At the top of Dicks Pass, I found a couple sitting on the ground resting from their long climb. They identified themselves as Weed and Ice Bucket. I stopped long enough to chat and celebrate the climb with a PayDay candy bar, and then moved on. It was all downhill for the next few miles, and I moved fast as I didn’t want to be passed by the couple I just met.
I passed more lakes and several trail junctions that lead down to Highway 89, the highway that traveled north to south along the west side of Lake Tahoe. I knew the lake was off to the east, but the mountain vistas were never conducive to getting a good view of the lake. I make my twenty miles for the day and found a flat spot a hundred feet or so off the trail to make camp. By nine that evening, I was on the ground, snuggled in my sleeping bag with no tent.
Just before it was totally dark, I saw two figures moving quickly up the trail; they were moving really fast for this time of night. I learned later that the two young men were trying to break the speed record for the Mexico to Canada hike, currently held by a tremendous athlete named Scott Williamson, who holds the record at sixty-four days, eleven hours, and nineteen minutes.
Whoops, must make a correction here. Scott’s record has been broken twice this year, first by Heather “Anish” Anderson, who made it to the Canadian border in sixty days, seventeen hours, and twelve minutes, for an average speed of forty-four miles per day. This happened on August 7, 2013. A day later, on August 8, 2013, Josh Garrett crossed the Canadian border with a time of fifty-nine days, eight hours, and fourteen minutes, for an average speed of forty-five miles per day.
For the last fifty miles, the Pacific Crest Trail has shared the same space with the Tahoe Rim Trail, and now I had arrived at the junction where these two trails parted ways. The PCT continued north, while the TRT headed east towards Lake Tahoe. From this vantage point of the trail junction, I could see Lake Tahoe. The far horizon and the lake seem to merge, but in reality, it was just rain falling on the distant shore of the lake.
Massive lava flows indicated the presence of long-vanished volcanoes, and as the trail approached the rim above Squaw Valley Ski Resort, it marked a very long traverse across an extremely steep slope comprised of volcanic rock.
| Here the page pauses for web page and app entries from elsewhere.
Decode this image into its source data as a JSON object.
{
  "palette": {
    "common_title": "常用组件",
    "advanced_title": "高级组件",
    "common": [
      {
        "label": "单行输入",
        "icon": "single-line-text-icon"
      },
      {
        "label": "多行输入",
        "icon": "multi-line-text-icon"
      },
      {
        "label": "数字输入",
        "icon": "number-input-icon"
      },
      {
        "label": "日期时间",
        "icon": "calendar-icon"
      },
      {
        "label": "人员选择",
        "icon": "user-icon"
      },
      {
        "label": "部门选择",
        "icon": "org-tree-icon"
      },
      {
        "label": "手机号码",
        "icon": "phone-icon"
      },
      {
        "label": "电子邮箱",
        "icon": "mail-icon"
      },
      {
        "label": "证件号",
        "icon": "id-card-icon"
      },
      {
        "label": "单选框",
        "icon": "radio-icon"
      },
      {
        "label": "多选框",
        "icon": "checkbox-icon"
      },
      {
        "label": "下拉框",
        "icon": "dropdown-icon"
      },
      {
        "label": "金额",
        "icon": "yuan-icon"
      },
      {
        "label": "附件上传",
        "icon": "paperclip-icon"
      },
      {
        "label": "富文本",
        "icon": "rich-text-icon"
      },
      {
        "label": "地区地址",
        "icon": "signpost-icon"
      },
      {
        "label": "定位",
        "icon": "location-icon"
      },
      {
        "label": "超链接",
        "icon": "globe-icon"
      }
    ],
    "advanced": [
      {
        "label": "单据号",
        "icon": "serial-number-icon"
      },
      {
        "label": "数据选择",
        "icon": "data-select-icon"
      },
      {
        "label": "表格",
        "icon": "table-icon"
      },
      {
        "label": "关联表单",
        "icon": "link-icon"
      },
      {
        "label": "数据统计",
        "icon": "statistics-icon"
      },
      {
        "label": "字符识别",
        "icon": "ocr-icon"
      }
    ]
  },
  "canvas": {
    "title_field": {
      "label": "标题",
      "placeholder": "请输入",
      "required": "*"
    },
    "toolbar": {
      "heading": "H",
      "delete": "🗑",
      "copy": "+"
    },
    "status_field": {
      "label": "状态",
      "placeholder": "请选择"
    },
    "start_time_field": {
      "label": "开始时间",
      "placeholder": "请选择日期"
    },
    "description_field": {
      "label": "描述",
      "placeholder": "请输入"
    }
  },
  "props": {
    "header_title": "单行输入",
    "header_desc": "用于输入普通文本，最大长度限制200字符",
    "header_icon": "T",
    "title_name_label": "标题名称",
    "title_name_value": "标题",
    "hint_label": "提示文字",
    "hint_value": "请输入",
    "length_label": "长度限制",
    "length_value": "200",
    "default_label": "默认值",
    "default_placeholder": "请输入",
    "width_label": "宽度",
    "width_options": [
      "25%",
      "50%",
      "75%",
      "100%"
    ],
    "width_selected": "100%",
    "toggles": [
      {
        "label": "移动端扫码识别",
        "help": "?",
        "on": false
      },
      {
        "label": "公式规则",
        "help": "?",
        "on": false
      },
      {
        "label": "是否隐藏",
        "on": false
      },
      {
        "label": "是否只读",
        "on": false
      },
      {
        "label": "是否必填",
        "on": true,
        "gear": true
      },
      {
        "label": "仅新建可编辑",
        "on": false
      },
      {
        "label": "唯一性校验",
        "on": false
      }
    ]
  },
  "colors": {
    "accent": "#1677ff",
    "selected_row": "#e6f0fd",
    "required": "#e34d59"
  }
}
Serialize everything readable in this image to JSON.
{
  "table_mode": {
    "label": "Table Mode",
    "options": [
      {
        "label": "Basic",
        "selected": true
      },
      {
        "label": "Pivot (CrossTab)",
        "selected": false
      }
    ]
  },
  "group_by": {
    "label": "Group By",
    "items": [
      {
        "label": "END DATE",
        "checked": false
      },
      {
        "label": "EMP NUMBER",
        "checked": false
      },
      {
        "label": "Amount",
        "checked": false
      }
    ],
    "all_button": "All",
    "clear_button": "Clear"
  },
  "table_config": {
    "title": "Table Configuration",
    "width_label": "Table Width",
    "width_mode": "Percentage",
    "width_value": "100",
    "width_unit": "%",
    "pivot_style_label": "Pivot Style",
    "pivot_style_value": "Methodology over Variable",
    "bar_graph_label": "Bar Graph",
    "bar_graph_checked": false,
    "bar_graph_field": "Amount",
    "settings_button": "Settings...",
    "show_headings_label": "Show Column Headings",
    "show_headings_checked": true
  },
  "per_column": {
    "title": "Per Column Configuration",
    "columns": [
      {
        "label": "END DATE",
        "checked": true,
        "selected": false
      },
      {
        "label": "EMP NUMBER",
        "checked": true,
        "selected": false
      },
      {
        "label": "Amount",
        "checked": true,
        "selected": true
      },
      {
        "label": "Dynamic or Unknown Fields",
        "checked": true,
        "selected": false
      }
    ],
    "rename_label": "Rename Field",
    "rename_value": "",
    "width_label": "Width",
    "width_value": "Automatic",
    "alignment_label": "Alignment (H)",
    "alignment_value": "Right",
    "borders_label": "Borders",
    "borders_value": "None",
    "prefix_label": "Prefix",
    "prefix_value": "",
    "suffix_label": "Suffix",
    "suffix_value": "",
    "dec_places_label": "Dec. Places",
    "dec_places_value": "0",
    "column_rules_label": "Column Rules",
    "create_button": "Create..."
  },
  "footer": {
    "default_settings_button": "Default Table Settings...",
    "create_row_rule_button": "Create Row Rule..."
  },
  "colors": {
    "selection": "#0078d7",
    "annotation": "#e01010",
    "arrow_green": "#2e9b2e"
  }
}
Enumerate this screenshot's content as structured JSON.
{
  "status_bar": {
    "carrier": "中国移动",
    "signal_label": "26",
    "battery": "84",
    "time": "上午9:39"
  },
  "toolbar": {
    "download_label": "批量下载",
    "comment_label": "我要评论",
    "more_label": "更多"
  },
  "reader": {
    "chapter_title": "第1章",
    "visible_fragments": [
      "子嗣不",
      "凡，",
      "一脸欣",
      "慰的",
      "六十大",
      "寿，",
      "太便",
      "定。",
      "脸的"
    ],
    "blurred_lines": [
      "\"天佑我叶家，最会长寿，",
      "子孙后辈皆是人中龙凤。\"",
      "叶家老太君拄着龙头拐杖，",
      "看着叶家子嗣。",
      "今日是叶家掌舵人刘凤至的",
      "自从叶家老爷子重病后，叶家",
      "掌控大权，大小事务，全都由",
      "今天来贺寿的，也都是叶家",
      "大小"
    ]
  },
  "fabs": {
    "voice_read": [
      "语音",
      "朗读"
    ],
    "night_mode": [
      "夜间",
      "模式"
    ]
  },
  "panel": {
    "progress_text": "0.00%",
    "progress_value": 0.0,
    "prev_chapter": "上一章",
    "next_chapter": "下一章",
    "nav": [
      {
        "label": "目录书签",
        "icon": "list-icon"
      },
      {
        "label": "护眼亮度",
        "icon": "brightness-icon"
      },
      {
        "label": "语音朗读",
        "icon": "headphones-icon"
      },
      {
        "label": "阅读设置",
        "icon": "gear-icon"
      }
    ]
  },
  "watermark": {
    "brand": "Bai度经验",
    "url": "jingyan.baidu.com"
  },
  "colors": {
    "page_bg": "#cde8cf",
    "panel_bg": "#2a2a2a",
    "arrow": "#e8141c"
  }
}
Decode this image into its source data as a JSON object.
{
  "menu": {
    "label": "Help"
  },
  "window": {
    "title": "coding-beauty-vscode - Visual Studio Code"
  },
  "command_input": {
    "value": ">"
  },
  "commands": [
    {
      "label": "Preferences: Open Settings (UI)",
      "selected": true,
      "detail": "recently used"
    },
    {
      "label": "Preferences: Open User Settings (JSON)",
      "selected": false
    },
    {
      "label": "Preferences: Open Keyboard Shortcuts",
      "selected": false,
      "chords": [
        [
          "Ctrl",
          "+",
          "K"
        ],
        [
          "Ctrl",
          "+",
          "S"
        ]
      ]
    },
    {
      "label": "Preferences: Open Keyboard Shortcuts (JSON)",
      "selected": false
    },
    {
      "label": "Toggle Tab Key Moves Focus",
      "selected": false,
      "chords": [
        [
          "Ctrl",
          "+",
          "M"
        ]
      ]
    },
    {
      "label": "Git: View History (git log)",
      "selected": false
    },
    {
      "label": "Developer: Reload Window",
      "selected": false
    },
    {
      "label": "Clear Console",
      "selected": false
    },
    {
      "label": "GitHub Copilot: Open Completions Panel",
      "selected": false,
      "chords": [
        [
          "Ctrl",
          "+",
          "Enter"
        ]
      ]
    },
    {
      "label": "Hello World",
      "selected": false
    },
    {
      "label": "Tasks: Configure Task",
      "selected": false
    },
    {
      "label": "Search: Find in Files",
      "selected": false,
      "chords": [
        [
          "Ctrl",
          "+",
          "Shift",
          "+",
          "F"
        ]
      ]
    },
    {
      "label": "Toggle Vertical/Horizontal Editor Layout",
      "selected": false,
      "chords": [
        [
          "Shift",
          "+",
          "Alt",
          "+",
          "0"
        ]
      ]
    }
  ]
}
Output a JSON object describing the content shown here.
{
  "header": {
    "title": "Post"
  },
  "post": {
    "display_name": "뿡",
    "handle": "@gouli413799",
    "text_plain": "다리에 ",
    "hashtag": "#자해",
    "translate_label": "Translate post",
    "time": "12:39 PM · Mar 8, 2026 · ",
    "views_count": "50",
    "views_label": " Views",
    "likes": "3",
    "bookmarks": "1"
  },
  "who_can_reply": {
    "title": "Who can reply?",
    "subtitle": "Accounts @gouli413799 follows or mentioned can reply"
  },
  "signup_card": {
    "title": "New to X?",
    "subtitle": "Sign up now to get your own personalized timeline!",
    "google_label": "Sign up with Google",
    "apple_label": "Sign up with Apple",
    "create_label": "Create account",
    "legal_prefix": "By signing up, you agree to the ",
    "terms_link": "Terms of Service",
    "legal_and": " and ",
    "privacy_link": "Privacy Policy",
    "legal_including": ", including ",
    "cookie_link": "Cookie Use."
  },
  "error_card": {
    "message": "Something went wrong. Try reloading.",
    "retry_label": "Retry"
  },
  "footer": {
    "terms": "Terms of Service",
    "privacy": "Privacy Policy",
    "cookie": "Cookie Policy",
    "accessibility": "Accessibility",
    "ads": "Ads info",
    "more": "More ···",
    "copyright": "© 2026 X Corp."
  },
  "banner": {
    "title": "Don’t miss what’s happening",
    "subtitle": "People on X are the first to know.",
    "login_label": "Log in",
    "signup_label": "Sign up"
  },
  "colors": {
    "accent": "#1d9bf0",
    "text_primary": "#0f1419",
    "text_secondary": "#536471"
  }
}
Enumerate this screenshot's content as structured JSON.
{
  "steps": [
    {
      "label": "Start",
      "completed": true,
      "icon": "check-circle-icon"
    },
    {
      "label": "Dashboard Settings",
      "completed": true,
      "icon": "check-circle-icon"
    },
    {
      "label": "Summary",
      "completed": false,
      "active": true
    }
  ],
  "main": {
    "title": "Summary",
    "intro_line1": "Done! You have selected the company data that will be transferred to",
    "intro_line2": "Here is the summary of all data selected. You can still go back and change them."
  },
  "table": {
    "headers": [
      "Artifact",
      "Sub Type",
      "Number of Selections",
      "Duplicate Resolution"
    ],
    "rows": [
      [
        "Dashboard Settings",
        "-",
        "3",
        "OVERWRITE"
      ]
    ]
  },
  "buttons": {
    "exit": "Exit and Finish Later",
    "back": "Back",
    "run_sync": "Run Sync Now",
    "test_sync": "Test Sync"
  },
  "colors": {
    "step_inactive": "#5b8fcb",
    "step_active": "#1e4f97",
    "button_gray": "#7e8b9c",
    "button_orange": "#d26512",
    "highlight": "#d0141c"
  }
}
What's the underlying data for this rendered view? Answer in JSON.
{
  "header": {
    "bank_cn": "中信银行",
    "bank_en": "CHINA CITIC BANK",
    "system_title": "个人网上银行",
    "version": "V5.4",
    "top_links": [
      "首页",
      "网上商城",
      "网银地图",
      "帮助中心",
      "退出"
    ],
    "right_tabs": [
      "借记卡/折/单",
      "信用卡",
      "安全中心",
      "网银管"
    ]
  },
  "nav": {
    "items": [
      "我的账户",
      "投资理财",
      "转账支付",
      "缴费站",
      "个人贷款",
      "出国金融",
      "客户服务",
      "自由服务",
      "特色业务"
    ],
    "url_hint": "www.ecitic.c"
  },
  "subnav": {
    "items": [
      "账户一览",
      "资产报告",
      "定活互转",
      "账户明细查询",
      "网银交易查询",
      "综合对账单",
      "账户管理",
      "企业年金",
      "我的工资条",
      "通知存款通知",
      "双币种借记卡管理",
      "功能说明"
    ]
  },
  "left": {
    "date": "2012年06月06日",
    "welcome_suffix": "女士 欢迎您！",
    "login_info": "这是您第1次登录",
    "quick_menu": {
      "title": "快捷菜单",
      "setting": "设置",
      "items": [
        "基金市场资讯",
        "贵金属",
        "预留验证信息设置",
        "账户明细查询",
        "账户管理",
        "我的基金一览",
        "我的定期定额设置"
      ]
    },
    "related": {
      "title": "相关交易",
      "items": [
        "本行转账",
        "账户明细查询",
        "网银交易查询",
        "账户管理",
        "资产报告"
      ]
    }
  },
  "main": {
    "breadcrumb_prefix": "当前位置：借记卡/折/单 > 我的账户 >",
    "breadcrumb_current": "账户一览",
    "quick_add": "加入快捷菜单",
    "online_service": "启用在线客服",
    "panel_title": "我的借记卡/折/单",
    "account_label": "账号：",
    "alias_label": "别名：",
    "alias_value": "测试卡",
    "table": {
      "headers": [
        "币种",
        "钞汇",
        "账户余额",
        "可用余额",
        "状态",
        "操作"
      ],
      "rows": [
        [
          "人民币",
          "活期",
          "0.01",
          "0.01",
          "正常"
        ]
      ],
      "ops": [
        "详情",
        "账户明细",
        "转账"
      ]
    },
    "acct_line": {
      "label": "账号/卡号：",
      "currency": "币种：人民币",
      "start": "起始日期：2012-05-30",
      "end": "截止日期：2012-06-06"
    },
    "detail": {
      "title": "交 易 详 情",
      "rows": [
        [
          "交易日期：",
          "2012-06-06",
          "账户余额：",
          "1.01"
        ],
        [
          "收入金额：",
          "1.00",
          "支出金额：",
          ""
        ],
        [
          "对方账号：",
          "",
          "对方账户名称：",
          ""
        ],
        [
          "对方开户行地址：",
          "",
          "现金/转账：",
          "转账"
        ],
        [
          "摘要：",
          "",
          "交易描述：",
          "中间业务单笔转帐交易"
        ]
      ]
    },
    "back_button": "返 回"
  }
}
It was late in the evening when I reached the start of this traverse, and as there was no place to make camp, I determine that I would have to make the traverse, with the hope that I could make it off the rim and to a camping site before the trail was totally enveloped in darkness. I couldn’t see the end of the traverse, and guesstimated that it was a mile to a mile and a half long. Halfway across, I encountered snow fences and warning signs that indicate skiing beyond the point of these signs was prohibited. Looking over the rim to the basin far below, I can see the buildings and infrastructure of the Squaw Valley Ski Resort that had been the site of the 1960 Winter Olympics.